What the task asks
Here is a block of records. Copy every line in it that includes "heading".

(Information shown begins)

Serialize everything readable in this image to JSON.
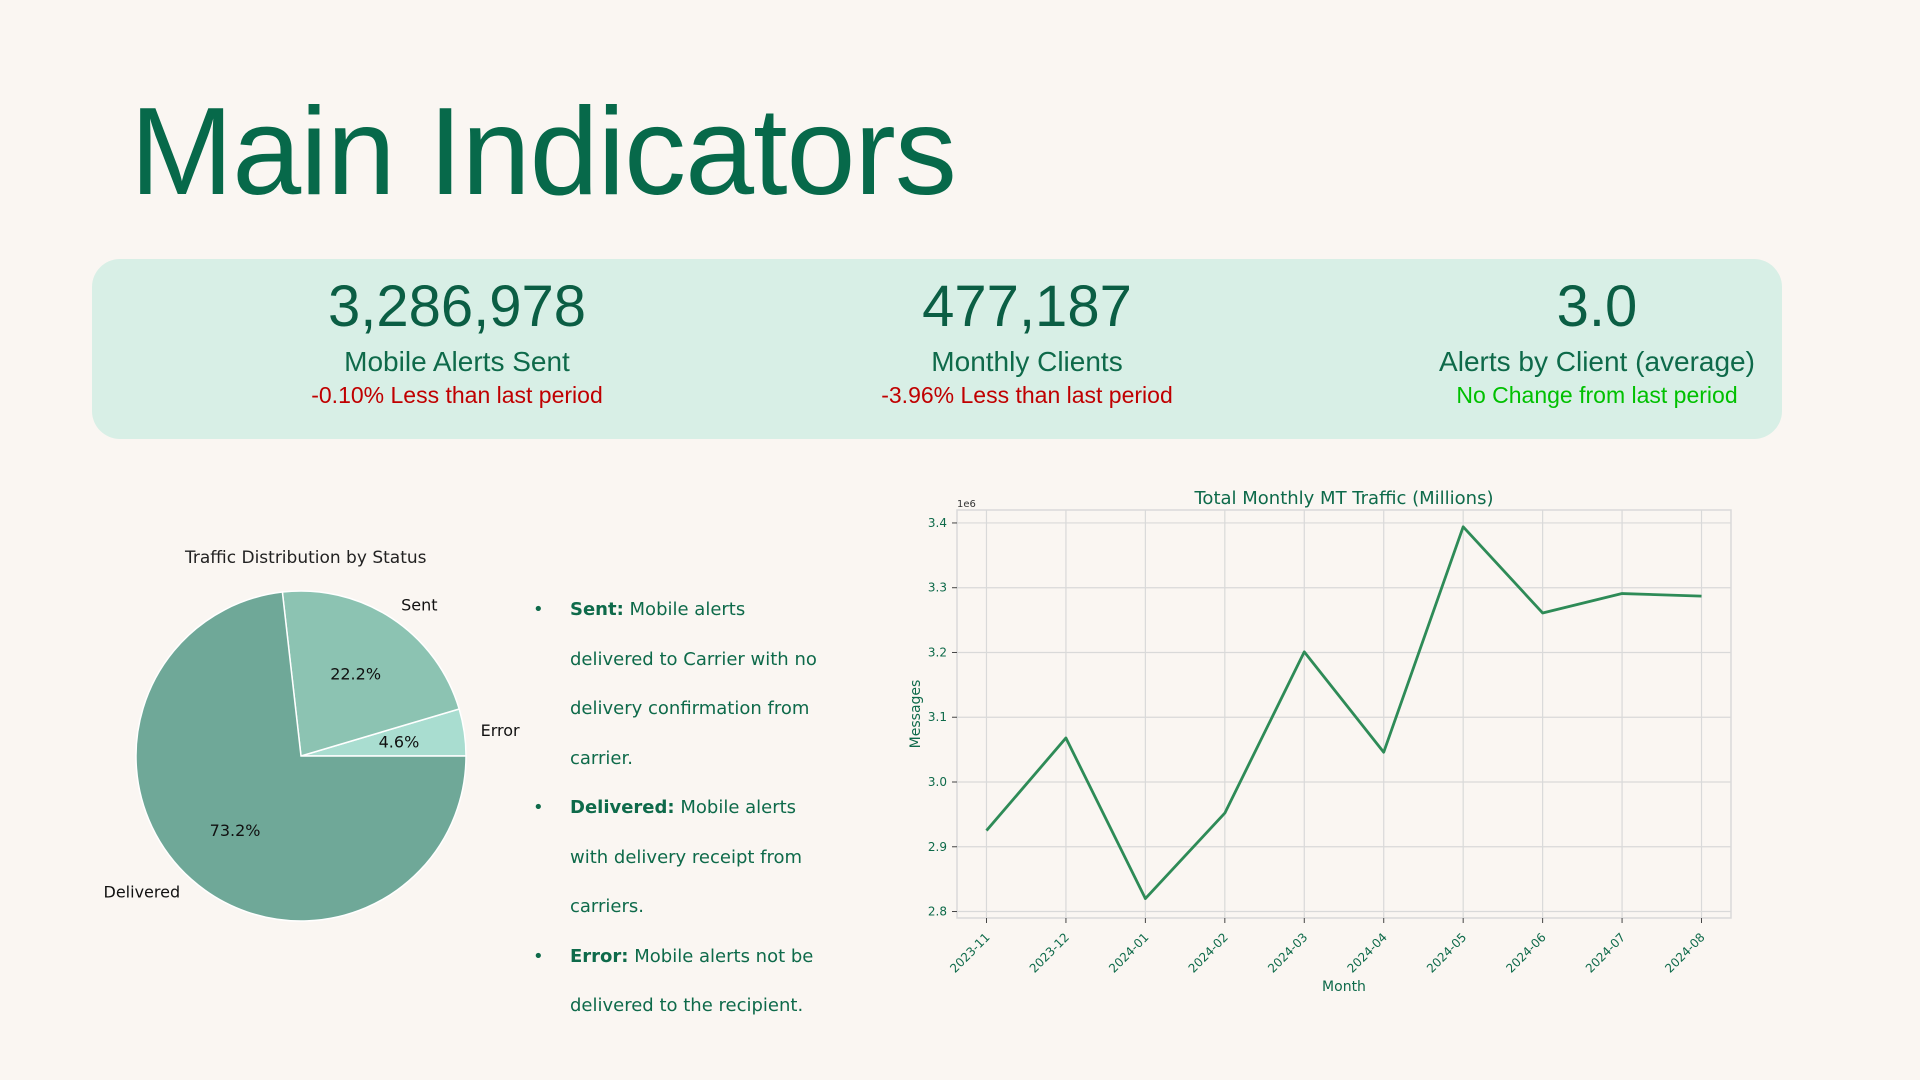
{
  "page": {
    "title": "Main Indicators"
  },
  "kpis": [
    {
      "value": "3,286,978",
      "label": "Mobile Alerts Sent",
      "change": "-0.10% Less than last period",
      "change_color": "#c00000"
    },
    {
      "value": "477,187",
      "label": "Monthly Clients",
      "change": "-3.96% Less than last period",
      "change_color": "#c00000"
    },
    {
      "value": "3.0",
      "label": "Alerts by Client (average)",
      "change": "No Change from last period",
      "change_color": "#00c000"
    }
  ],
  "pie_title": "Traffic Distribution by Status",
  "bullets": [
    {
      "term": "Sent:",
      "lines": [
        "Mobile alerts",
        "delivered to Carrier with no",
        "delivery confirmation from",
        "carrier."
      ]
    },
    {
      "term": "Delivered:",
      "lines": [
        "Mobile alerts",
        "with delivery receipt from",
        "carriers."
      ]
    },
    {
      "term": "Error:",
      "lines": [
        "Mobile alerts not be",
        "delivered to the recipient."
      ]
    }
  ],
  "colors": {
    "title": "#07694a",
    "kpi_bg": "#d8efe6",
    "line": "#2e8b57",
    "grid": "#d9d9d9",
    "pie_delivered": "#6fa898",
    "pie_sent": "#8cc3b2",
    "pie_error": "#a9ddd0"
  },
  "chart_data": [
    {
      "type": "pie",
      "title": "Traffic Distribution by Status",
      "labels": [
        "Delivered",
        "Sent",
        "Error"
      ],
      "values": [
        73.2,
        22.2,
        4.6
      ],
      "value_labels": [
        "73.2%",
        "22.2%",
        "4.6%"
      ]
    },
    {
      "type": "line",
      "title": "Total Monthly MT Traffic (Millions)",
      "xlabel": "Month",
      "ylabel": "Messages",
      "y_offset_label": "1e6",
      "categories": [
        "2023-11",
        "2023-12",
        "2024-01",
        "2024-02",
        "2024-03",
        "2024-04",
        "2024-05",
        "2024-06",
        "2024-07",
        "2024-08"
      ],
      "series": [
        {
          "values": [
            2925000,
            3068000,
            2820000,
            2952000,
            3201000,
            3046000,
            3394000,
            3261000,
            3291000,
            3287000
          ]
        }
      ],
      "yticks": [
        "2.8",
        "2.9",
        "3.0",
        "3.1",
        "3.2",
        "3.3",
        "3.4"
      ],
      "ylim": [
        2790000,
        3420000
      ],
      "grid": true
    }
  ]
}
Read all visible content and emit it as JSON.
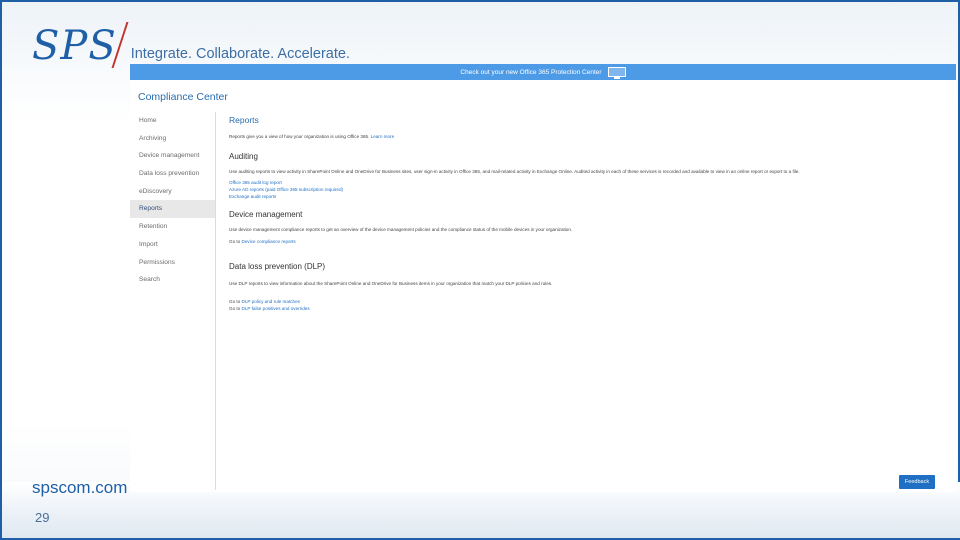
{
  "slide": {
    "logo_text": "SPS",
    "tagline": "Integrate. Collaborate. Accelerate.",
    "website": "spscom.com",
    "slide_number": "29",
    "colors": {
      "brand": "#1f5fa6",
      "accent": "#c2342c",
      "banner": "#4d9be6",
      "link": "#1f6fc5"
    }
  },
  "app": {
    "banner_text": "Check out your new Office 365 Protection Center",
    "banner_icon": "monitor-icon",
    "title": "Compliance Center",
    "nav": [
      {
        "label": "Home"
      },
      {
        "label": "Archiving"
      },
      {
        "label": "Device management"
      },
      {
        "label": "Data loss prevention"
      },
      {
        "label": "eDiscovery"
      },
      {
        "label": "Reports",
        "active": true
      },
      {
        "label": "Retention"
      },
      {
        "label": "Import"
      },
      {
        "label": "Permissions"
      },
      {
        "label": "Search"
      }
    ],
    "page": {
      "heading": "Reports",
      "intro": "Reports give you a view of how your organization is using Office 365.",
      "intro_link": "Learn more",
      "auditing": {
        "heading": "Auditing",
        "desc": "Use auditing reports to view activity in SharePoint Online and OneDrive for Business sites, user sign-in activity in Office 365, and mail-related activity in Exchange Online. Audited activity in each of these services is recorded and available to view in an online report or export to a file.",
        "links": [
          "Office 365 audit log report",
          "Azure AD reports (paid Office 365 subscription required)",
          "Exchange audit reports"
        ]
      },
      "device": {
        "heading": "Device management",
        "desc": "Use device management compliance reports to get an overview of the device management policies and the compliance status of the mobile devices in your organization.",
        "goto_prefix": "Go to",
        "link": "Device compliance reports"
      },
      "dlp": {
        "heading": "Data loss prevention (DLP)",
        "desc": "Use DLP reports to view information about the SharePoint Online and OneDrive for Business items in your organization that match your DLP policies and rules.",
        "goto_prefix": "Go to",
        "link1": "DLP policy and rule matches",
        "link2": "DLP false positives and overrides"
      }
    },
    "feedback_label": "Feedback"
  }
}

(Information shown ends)

Task result
      "heading": "Reports",
        "heading": "Auditing",
        "heading": "Device management",
        "heading": "Data loss prevention (DLP)",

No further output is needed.